------ RECORD SET

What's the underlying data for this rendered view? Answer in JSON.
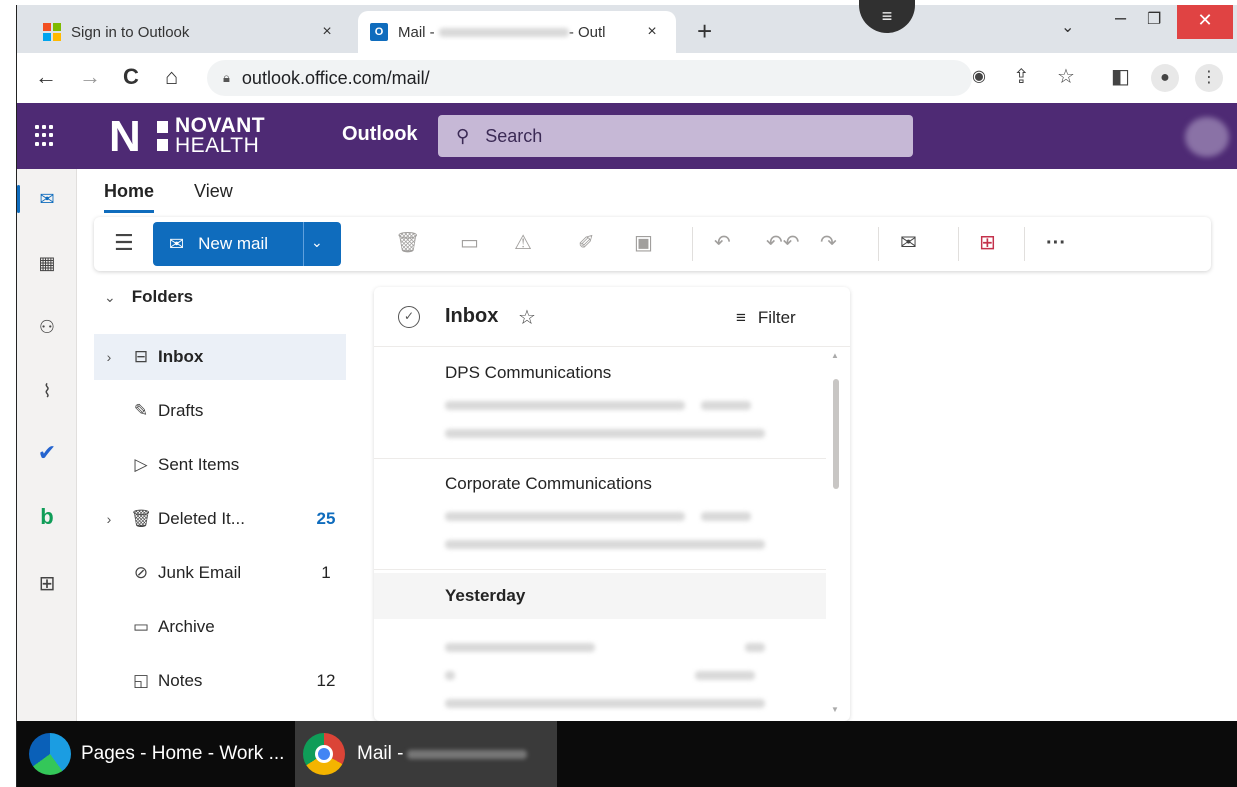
{
  "browser": {
    "tabs": [
      {
        "title": "Sign in to Outlook",
        "close": "×"
      },
      {
        "title_prefix": "Mail - ",
        "title_suffix": "- Outl",
        "close": "×"
      }
    ],
    "new_tab": "+",
    "url": "outlook.office.com/mail/"
  },
  "header": {
    "brand_mark": "N",
    "brand_line1": "NOVANT",
    "brand_line2": "HEALTH",
    "app_name": "Outlook",
    "search_placeholder": "Search"
  },
  "ribbon": {
    "tabs": [
      {
        "label": "Home"
      },
      {
        "label": "View"
      }
    ],
    "new_mail_label": "New mail",
    "more": "···"
  },
  "folders": {
    "header": "Folders",
    "items": [
      {
        "name": "Inbox",
        "count": ""
      },
      {
        "name": "Drafts",
        "count": ""
      },
      {
        "name": "Sent Items",
        "count": ""
      },
      {
        "name": "Deleted It...",
        "count": "25"
      },
      {
        "name": "Junk Email",
        "count": "1"
      },
      {
        "name": "Archive",
        "count": ""
      },
      {
        "name": "Notes",
        "count": "12"
      }
    ]
  },
  "message_list": {
    "title": "Inbox",
    "filter_label": "Filter",
    "messages": [
      {
        "sender": "DPS Communications"
      },
      {
        "sender": "Corporate Communications"
      }
    ],
    "group_yesterday": "Yesterday"
  },
  "taskbar": {
    "items": [
      {
        "label": "Pages - Home - Work ..."
      },
      {
        "label": "Mail - "
      }
    ]
  },
  "colors": {
    "brand_header": "#4e2a74",
    "accent": "#0f6cbd",
    "close_button": "#e04343"
  }
}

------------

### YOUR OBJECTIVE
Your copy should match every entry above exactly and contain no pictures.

### WRITTEN RESPONSE
What's the underlying data for this rendered view? Answer in JSON.
{
  "browser": {
    "tabs": [
      {
        "title": "Sign in to Outlook",
        "close": "×"
      },
      {
        "title_prefix": "Mail - ",
        "title_suffix": "- Outl",
        "close": "×"
      }
    ],
    "new_tab": "+",
    "url": "outlook.office.com/mail/"
  },
  "header": {
    "brand_mark": "N",
    "brand_line1": "NOVANT",
    "brand_line2": "HEALTH",
    "app_name": "Outlook",
    "search_placeholder": "Search"
  },
  "ribbon": {
    "tabs": [
      {
        "label": "Home"
      },
      {
        "label": "View"
      }
    ],
    "new_mail_label": "New mail",
    "more": "···"
  },
  "folders": {
    "header": "Folders",
    "items": [
      {
        "name": "Inbox",
        "count": ""
      },
      {
        "name": "Drafts",
        "count": ""
      },
      {
        "name": "Sent Items",
        "count": ""
      },
      {
        "name": "Deleted It...",
        "count": "25"
      },
      {
        "name": "Junk Email",
        "count": "1"
      },
      {
        "name": "Archive",
        "count": ""
      },
      {
        "name": "Notes",
        "count": "12"
      }
    ]
  },
  "message_list": {
    "title": "Inbox",
    "filter_label": "Filter",
    "messages": [
      {
        "sender": "DPS Communications"
      },
      {
        "sender": "Corporate Communications"
      }
    ],
    "group_yesterday": "Yesterday"
  },
  "taskbar": {
    "items": [
      {
        "label": "Pages - Home - Work ..."
      },
      {
        "label": "Mail - "
      }
    ]
  },
  "colors": {
    "brand_header": "#4e2a74",
    "accent": "#0f6cbd",
    "close_button": "#e04343"
  }
}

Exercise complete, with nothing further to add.